• [EXERCISE BRIEF] Without including any picture, write out the entries exactly as they stand.

• [INPUT DATA]
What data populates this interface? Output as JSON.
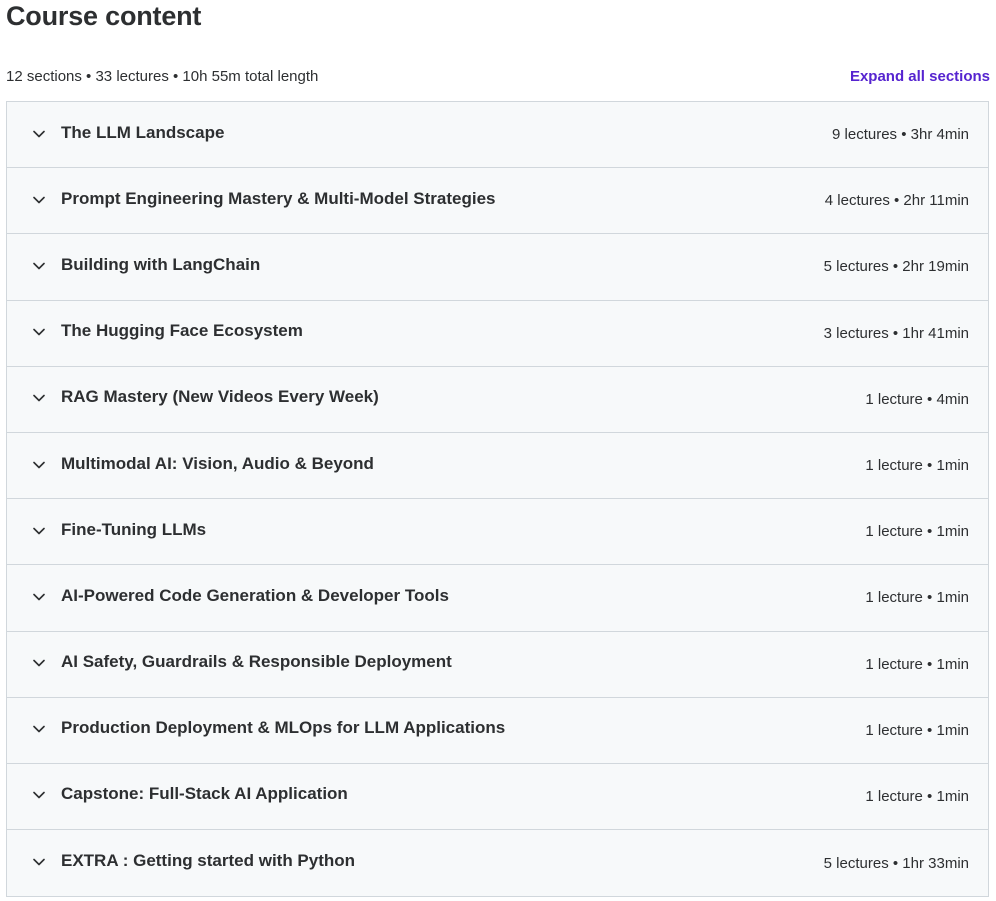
{
  "header": {
    "title": "Course content",
    "summary": "12 sections • 33 lectures • 10h 55m total length",
    "expand_label": "Expand all sections"
  },
  "colors": {
    "accent": "#5624d0",
    "text": "#2d2f31",
    "section_bg": "#f7f9fa",
    "border": "#d1d7dc"
  },
  "sections": [
    {
      "title": "The LLM Landscape",
      "meta": "9 lectures • 3hr 4min",
      "icon": "chevron-down-icon"
    },
    {
      "title": "Prompt Engineering Mastery & Multi-Model Strategies",
      "meta": "4 lectures • 2hr 11min",
      "icon": "chevron-down-icon"
    },
    {
      "title": "Building with LangChain",
      "meta": "5 lectures • 2hr 19min",
      "icon": "chevron-down-icon"
    },
    {
      "title": "The Hugging Face Ecosystem",
      "meta": "3 lectures • 1hr 41min",
      "icon": "chevron-down-icon"
    },
    {
      "title": "RAG Mastery (New Videos Every Week)",
      "meta": "1 lecture • 4min",
      "icon": "chevron-down-icon"
    },
    {
      "title": "Multimodal AI: Vision, Audio & Beyond",
      "meta": "1 lecture • 1min",
      "icon": "chevron-down-icon"
    },
    {
      "title": "Fine-Tuning LLMs",
      "meta": "1 lecture • 1min",
      "icon": "chevron-down-icon"
    },
    {
      "title": "AI-Powered Code Generation & Developer Tools",
      "meta": "1 lecture • 1min",
      "icon": "chevron-down-icon"
    },
    {
      "title": "AI Safety, Guardrails & Responsible Deployment",
      "meta": "1 lecture • 1min",
      "icon": "chevron-down-icon"
    },
    {
      "title": "Production Deployment & MLOps for LLM Applications",
      "meta": "1 lecture • 1min",
      "icon": "chevron-down-icon"
    },
    {
      "title": "Capstone: Full-Stack AI Application",
      "meta": "1 lecture • 1min",
      "icon": "chevron-down-icon"
    },
    {
      "title": "EXTRA : Getting started with Python",
      "meta": "5 lectures • 1hr 33min",
      "icon": "chevron-down-icon"
    }
  ]
}
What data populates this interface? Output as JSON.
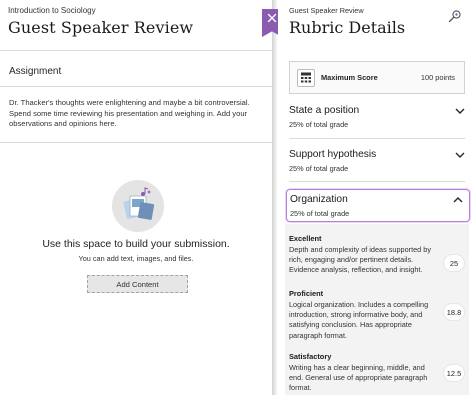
{
  "left": {
    "course": "Introduction to Sociology",
    "title": "Guest Speaker Review",
    "section_label": "Assignment",
    "instructions": "Dr. Thacker's thoughts were enlightening and maybe a bit controversial. Spend some time reviewing his presentation and weighing in. Add your observations and opinions here.",
    "cta_title": "Use this space to build your submission.",
    "cta_subtitle": "You can add text, images, and files.",
    "add_button": "Add Content"
  },
  "right": {
    "crumb": "Guest Speaker Review",
    "title": "Rubric Details",
    "max_score_label": "Maximum Score",
    "max_score_value": "100 points",
    "criteria": [
      {
        "name": "State a position",
        "pct": "25% of total grade",
        "expanded": false
      },
      {
        "name": "Support hypothesis",
        "pct": "25% of total grade",
        "expanded": false
      },
      {
        "name": "Organization",
        "pct": "25% of total grade",
        "expanded": true
      }
    ],
    "levels": [
      {
        "name": "Excellent",
        "desc": "Depth and complexity of ideas supported by rich, engaging and/or pertinent details. Evidence analysis, reflection, and insight.",
        "score": "25"
      },
      {
        "name": "Proficient",
        "desc": "Logical organization. Includes a compelling introduction, strong informative body, and satisfying conclusion. Has appropriate paragraph format.",
        "score": "18.8"
      },
      {
        "name": "Satisfactory",
        "desc": "Writing has a clear beginning, middle, and end. General use of appropriate paragraph format.",
        "score": "12.5"
      }
    ]
  },
  "colors": {
    "accent": "#8a5bb1",
    "selected_border": "#b77fd6"
  },
  "icons": {
    "close": "close-icon",
    "rubric_tool": "rubric-search-icon",
    "max_score": "calculator-icon",
    "chevron_down": "chevron-down-icon",
    "chevron_up": "chevron-up-icon",
    "illustration": "files-illustration-icon"
  }
}
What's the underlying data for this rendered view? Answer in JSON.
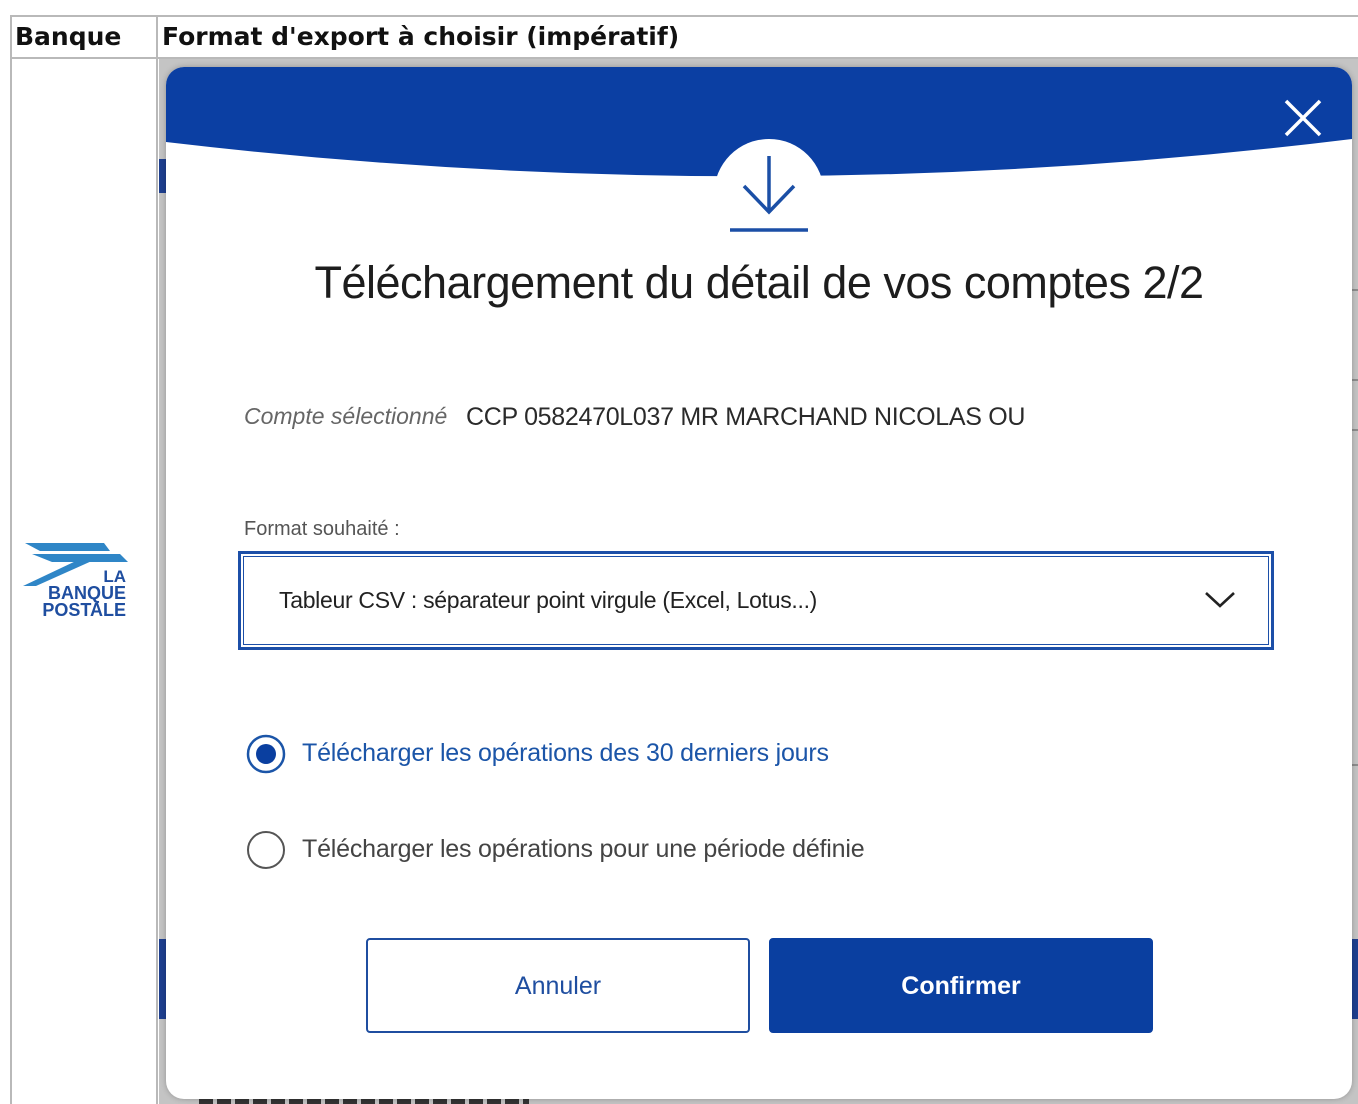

• [SOLUTION TO THE PROBLEM]
What data populates this interface? Output as JSON.
{
  "header": {
    "title": "Course content",
    "summary": "12 sections • 33 lectures • 10h 55m total length",
    "expand_label": "Expand all sections"
  },
  "colors": {
    "accent": "#5624d0",
    "text": "#2d2f31",
    "section_bg": "#f7f9fa",
    "border": "#d1d7dc"
  },
  "sections": [
    {
      "title": "The LLM Landscape",
      "meta": "9 lectures • 3hr 4min",
      "icon": "chevron-down-icon"
    },
    {
      "title": "Prompt Engineering Mastery & Multi-Model Strategies",
      "meta": "4 lectures • 2hr 11min",
      "icon": "chevron-down-icon"
    },
    {
      "title": "Building with LangChain",
      "meta": "5 lectures • 2hr 19min",
      "icon": "chevron-down-icon"
    },
    {
      "title": "The Hugging Face Ecosystem",
      "meta": "3 lectures • 1hr 41min",
      "icon": "chevron-down-icon"
    },
    {
      "title": "RAG Mastery (New Videos Every Week)",
      "meta": "1 lecture • 4min",
      "icon": "chevron-down-icon"
    },
    {
      "title": "Multimodal AI: Vision, Audio & Beyond",
      "meta": "1 lecture • 1min",
      "icon": "chevron-down-icon"
    },
    {
      "title": "Fine-Tuning LLMs",
      "meta": "1 lecture • 1min",
      "icon": "chevron-down-icon"
    },
    {
      "title": "AI-Powered Code Generation & Developer Tools",
      "meta": "1 lecture • 1min",
      "icon": "chevron-down-icon"
    },
    {
      "title": "AI Safety, Guardrails & Responsible Deployment",
      "meta": "1 lecture • 1min",
      "icon": "chevron-down-icon"
    },
    {
      "title": "Production Deployment & MLOps for LLM Applications",
      "meta": "1 lecture • 1min",
      "icon": "chevron-down-icon"
    },
    {
      "title": "Capstone: Full-Stack AI Application",
      "meta": "1 lecture • 1min",
      "icon": "chevron-down-icon"
    },
    {
      "title": "EXTRA : Getting started with Python",
      "meta": "5 lectures • 1hr 33min",
      "icon": "chevron-down-icon"
    }
  ]
}
What data populates this interface? Output as JSON.
{
  "left": {
    "course": "Introduction to Sociology",
    "title": "Guest Speaker Review",
    "section_label": "Assignment",
    "instructions": "Dr. Thacker's thoughts were enlightening and maybe a bit controversial. Spend some time reviewing his presentation and weighing in. Add your observations and opinions here.",
    "cta_title": "Use this space to build your submission.",
    "cta_subtitle": "You can add text, images, and files.",
    "add_button": "Add Content"
  },
  "right": {
    "crumb": "Guest Speaker Review",
    "title": "Rubric Details",
    "max_score_label": "Maximum Score",
    "max_score_value": "100 points",
    "criteria": [
      {
        "name": "State a position",
        "pct": "25% of total grade",
        "expanded": false
      },
      {
        "name": "Support hypothesis",
        "pct": "25% of total grade",
        "expanded": false
      },
      {
        "name": "Organization",
        "pct": "25% of total grade",
        "expanded": true
      }
    ],
    "levels": [
      {
        "name": "Excellent",
        "desc": "Depth and complexity of ideas supported by rich, engaging and/or pertinent details. Evidence analysis, reflection, and insight.",
        "score": "25"
      },
      {
        "name": "Proficient",
        "desc": "Logical organization. Includes a compelling introduction, strong informative body, and satisfying conclusion. Has appropriate paragraph format.",
        "score": "18.8"
      },
      {
        "name": "Satisfactory",
        "desc": "Writing has a clear beginning, middle, and end. General use of appropriate paragraph format.",
        "score": "12.5"
      }
    ]
  },
  "colors": {
    "accent": "#8a5bb1",
    "selected_border": "#b77fd6"
  },
  "icons": {
    "close": "close-icon",
    "rubric_tool": "rubric-search-icon",
    "max_score": "calculator-icon",
    "chevron_down": "chevron-down-icon",
    "chevron_up": "chevron-up-icon",
    "illustration": "files-illustration-icon"
  }
}
What's the underlying data for this rendered view? Answer in JSON.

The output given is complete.